Introducing Granola a software to help save some energy from your PC, and in the while help the nature.
This is a small followup from my article Linux for a green Desktop
Granola site say:
“Granola will green up your Linux or Microsoft Windows computers by cutting energy consumption by up to 35%. This will not only save you money, but help to save the planet by reducing CO2 emisions. Granola will not turn off your computer or give you any noticable performance loss, and it is totally free! Do your part to save the planet by installing Granola.”
I’m now testing it on my Ubuntu 10.04
Granola has the following requirements:
* The following Linux distributions:
- Debian 5.0 and unstable
- Fedora 8-12
- RHEL 4 and 5
- SLES 10
- Ubuntu 7.04-10.04
* Hardware support for Dynamic Voltage and Frequency Scaling (DVFS). DVFS is available on most modern Intel and AMD processors, but may require being enabled in your computer’s BIOS (read granola wiki page for information on known models). If DVFS is not available, or turned off, Granola will let you know when it attempts to start up for the first time.
You have 2 choice to install granola : use their magic script that will add the repository (work for Debian, Ubuntu, RHEL, Fedora and Suse) and install the software or do it manually, i’ve done it manually following these steps:
1. sudo apt-get install apt-transport-https
2. Download and install (sudo dpkg -i package) this package.
3. sudo apt-get update
4. apt-cache search MiserWare (now you should see granola)
5. sudo aptitude install granola granola-gui
For other distro it’s available a tar ball that you can download at the url: http://grano.la/help/?os=linux&download
All done, granola daemon will start immediately and set up to autostart at boot, to check how your saving is going you can use granola-gui that will show a small g on your notification area.
In the settings menu, you can change the power management policies of Granola and set some other options.
The “Management Policy” submenu allows you to adjust power management of your computer.
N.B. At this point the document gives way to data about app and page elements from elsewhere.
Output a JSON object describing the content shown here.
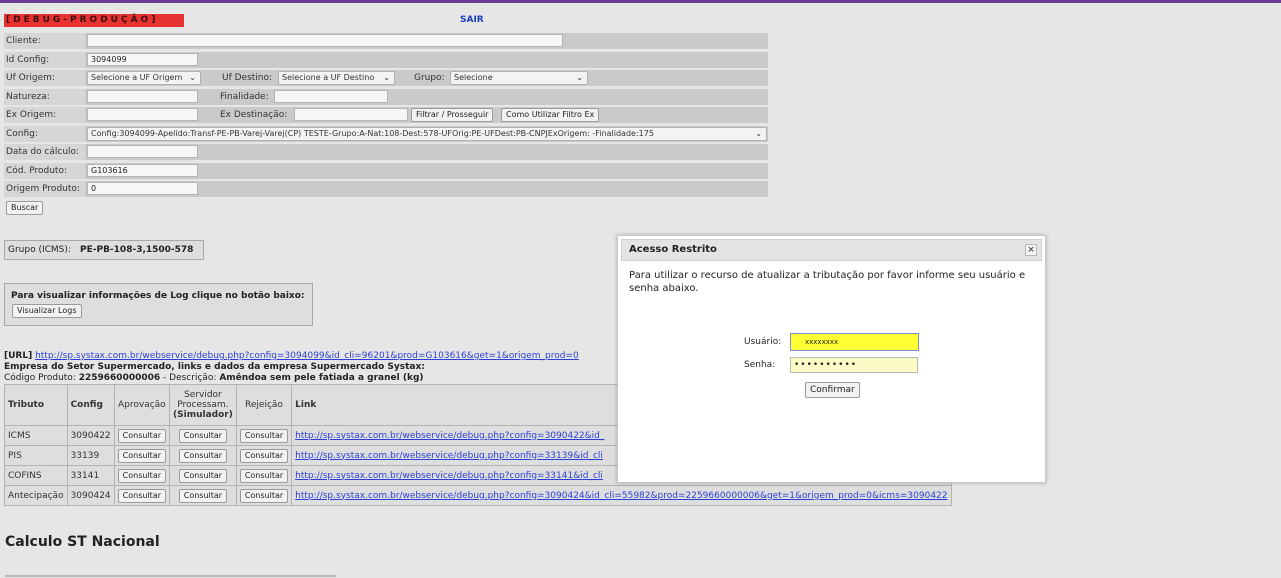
{
  "header": {
    "debug_label": "[DEBUG-PRODUÇÃO]",
    "sair": "SAIR"
  },
  "form": {
    "cliente_label": "Cliente:",
    "id_config_label": "Id Config:",
    "id_config_value": "3094099",
    "uf_origem_label": "Uf Origem:",
    "uf_origem_value": "Selecione a UF Origem",
    "uf_destino_label": "Uf Destino:",
    "uf_destino_value": "Selecione a UF Destino",
    "grupo_label": "Grupo:",
    "grupo_value": "Selecione",
    "natureza_label": "Natureza:",
    "finalidade_label": "Finalidade:",
    "ex_origem_label": "Ex Origem:",
    "ex_destinacao_label": "Ex Destinação:",
    "filtrar_button": "Filtrar / Prosseguir",
    "como_utilizar_button": "Como Utilizar Filtro Ex",
    "config_label": "Config:",
    "config_value": "Config:3094099-Apelido:Transf-PE-PB-Varej-Varej(CP) TESTE-Grupo:A-Nat:108-Dest:578-UFOrig:PE-UFDest:PB-CNPJExOrigem: -Finalidade:175",
    "data_calculo_label": "Data do cálculo:",
    "cod_produto_label": "Cód. Produto:",
    "cod_produto_value": "G103616",
    "origem_produto_label": "Origem Produto:",
    "origem_produto_value": "0",
    "buscar_button": "Buscar"
  },
  "grupo_box": {
    "label": "Grupo (ICMS):",
    "value": "PE-PB-108-3,1500-578"
  },
  "log_box": {
    "text": "Para visualizar informações de Log clique no botão baixo:",
    "button": "Visualizar Logs"
  },
  "url_block": {
    "url_tag": "[URL]",
    "url": "http://sp.systax.com.br/webservice/debug.php?config=3094099&id_cli=96201&prod=G103616&get=1&origem_prod=0",
    "empresa": "Empresa do Setor Supermercado, links e dados da empresa Supermercado Systax:",
    "codigo_label": "Código Produto:",
    "codigo_value": "2259660000006",
    "descricao_label": "- Descrição:",
    "descricao_value": "Amêndoa sem pele fatiada a granel (kg)"
  },
  "table": {
    "headers": {
      "tributo": "Tributo",
      "config": "Config",
      "aprovacao": "Aprovação",
      "servidor_1": "Servidor",
      "servidor_2": "Processam.",
      "servidor_3": "(Simulador)",
      "rejeicao": "Rejeição",
      "link": "Link"
    },
    "consultar": "Consultar",
    "rows": [
      {
        "tributo": "ICMS",
        "config": "3090422",
        "link": "http://sp.systax.com.br/webservice/debug.php?config=3090422&id_"
      },
      {
        "tributo": "PIS",
        "config": "33139",
        "link": "http://sp.systax.com.br/webservice/debug.php?config=33139&id_cli"
      },
      {
        "tributo": "COFINS",
        "config": "33141",
        "link": "http://sp.systax.com.br/webservice/debug.php?config=33141&id_cli"
      },
      {
        "tributo": "Antecipação",
        "config": "3090424",
        "link": "http://sp.systax.com.br/webservice/debug.php?config=3090424&id_cli=55982&prod=2259660000006&get=1&origem_prod=0&icms=3090422"
      }
    ]
  },
  "calc_title": "Calculo ST Nacional",
  "modal": {
    "title": "Acesso Restrito",
    "close": "×",
    "message": "Para utilizar o recurso de atualizar a tributação por favor informe seu usuário e senha abaixo.",
    "usuario_label": "Usuário:",
    "usuario_value": "xxxxxxxx",
    "senha_label": "Senha:",
    "senha_value": "••••••••••",
    "confirm_button": "Confirmar"
  },
  "colors": {
    "accent_bar": "#6a3c92",
    "debug_bg": "#e83232",
    "link": "#2b3fd6",
    "highlight_input": "#ffff33"
  }
}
The default setting of “MiserWare” in the middle allows Granola to dynamically adjust the power so that you only use what you need. Selecting “Highest Power” allows you to set your computer to always use the highest power setting. You will see no energy savings at this setting. Selecting “Lowest Speed” will set your computer to the lowest power setting. This setting will save as much power as possible, but will slow down your computer and give noticeable performance loss. It is recommended that you leave this option set to “MiserWare” so that you will save energy while not sacrificing any performance.
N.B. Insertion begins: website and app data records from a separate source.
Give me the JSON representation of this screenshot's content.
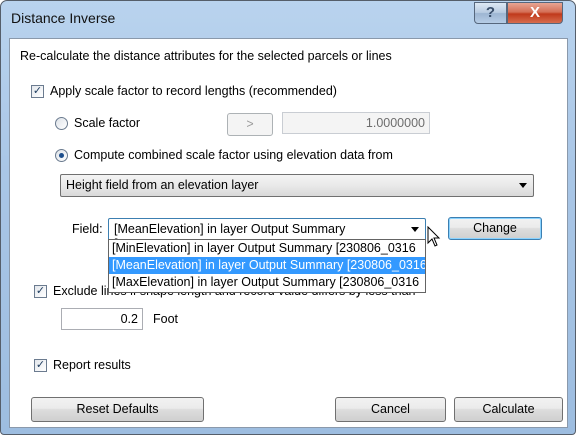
{
  "window": {
    "title": "Distance Inverse",
    "help_glyph": "?",
    "close_glyph": "X"
  },
  "description": "Re-calculate the distance attributes for the selected parcels or lines",
  "apply_scale": {
    "checked": true,
    "label": "Apply scale factor to record lengths (recommended)"
  },
  "scale_factor": {
    "label": "Scale factor",
    "selected": false,
    "button_label": ">",
    "value": "1.0000000"
  },
  "combined": {
    "label": "Compute combined scale factor using elevation data from",
    "selected": true
  },
  "elevation_source": {
    "value": "Height field from an elevation layer"
  },
  "field": {
    "label": "Field:",
    "value": "[MeanElevation] in layer Output Summary [230806_0316",
    "options": [
      "[MinElevation] in layer Output Summary [230806_0316",
      "[MeanElevation] in layer Output Summary [230806_0316",
      "[MaxElevation] in layer Output Summary [230806_0316"
    ],
    "selected_index": 1,
    "change_button": "Change"
  },
  "exclude": {
    "checked": true,
    "label": "Exclude lines if shape length and record value differs by less than",
    "value": "0.2",
    "unit": "Foot"
  },
  "report": {
    "checked": true,
    "label": "Report results"
  },
  "buttons": {
    "reset": "Reset Defaults",
    "cancel": "Cancel",
    "calculate": "Calculate"
  },
  "colors": {
    "selection": "#3399ff",
    "radio_dot": "#1d4e8c",
    "title_gradient": "#b9d3ee"
  },
  "icons": {
    "check": "✓",
    "close": "close-icon",
    "help": "help-icon",
    "cursor": "mouse-pointer-icon"
  }
}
Also in the Settings menu is the “Set Energy Price…” option. Clicking on this will allows you to enter your cost per kilowatt/hour to make your monetary savings display more accurate. You can then set the unit used for monetary and CO2 savings to either US Dollars or British Pounds and pounds or kilograms by selecting the appropriate option from the Settings menu. The “Reporting Time” submenu will let you change the view from your cumulative savings to projected annual savings and back.
it’s also possible to register an account on Granola site and send up to 5 computer information there to track your savings across machines through their website.
The bed news
From Granola site:
Are you going to release Granola as open source?
In an effort to provide you with the best possible software we can, we have included much of our proprietary technology in Granola. This technology is what makes it possible for Granola to save you energy while maintaining the performance of your machines. We have a responsibility to protect our intellectual property and build a thriving business since MiserWare development is privately funded, so for now we are not releasing Granola under an open source license.
The Python scripts released in Granola is currently under the BSD license (available here), and we plan to expand the amount of open source software we provide in the future.
It’s a bit sad to see that also a company that work toward a so great goal think close source = business, while open source is a waste of my work.
Well, let’s hope that they can change their mind as soon as possible.
- arkOS: build your Cloud with a Raspberry Pi
- Review and repair a Linux SWAP Partition
- Introduction to Vagrant – Part 1
- Linux Terminal: Poor Man’s Spotify
- Turpial 3 – The best microblogging client is back ?
Find me on Google+